Task requirements:
Your job is to report every line of the entries that has "icon".

◇ ◇ ◇ ◇ ◇ ◇ ◇

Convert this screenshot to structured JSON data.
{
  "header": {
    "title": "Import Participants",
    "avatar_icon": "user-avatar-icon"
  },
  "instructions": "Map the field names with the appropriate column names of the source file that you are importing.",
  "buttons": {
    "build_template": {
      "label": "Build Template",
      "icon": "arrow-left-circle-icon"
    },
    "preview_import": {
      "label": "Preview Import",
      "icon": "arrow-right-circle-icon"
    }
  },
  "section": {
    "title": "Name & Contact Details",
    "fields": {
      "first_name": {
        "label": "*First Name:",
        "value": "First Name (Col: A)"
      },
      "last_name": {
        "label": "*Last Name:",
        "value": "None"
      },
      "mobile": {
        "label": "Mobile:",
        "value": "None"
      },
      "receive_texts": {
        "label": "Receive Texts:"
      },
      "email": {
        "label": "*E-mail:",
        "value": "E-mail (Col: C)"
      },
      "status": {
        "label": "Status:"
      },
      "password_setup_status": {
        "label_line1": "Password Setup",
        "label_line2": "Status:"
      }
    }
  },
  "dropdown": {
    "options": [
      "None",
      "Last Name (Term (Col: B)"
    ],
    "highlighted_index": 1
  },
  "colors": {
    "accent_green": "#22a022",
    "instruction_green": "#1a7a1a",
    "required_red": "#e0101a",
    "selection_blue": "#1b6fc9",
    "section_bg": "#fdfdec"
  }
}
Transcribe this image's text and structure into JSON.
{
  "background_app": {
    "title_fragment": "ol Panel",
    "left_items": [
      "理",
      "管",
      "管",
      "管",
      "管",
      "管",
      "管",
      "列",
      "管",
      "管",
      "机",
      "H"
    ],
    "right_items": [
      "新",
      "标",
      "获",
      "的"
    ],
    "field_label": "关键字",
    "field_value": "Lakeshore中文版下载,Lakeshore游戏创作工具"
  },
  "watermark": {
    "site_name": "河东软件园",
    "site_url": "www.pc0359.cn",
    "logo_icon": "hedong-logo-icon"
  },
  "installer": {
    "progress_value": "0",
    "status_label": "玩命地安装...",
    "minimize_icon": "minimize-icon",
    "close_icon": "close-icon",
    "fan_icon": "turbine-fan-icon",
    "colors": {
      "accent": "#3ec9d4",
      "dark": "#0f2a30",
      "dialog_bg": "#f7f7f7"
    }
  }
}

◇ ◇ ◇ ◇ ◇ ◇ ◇

Result of this task:
    "avatar_icon": "user-avatar-icon"
      "icon": "arrow-left-circle-icon"
      "icon": "arrow-right-circle-icon"
    "logo_icon": "hedong-logo-icon"
    "minimize_icon": "minimize-icon",
    "close_icon": "close-icon",
    "fan_icon": "turbine-fan-icon",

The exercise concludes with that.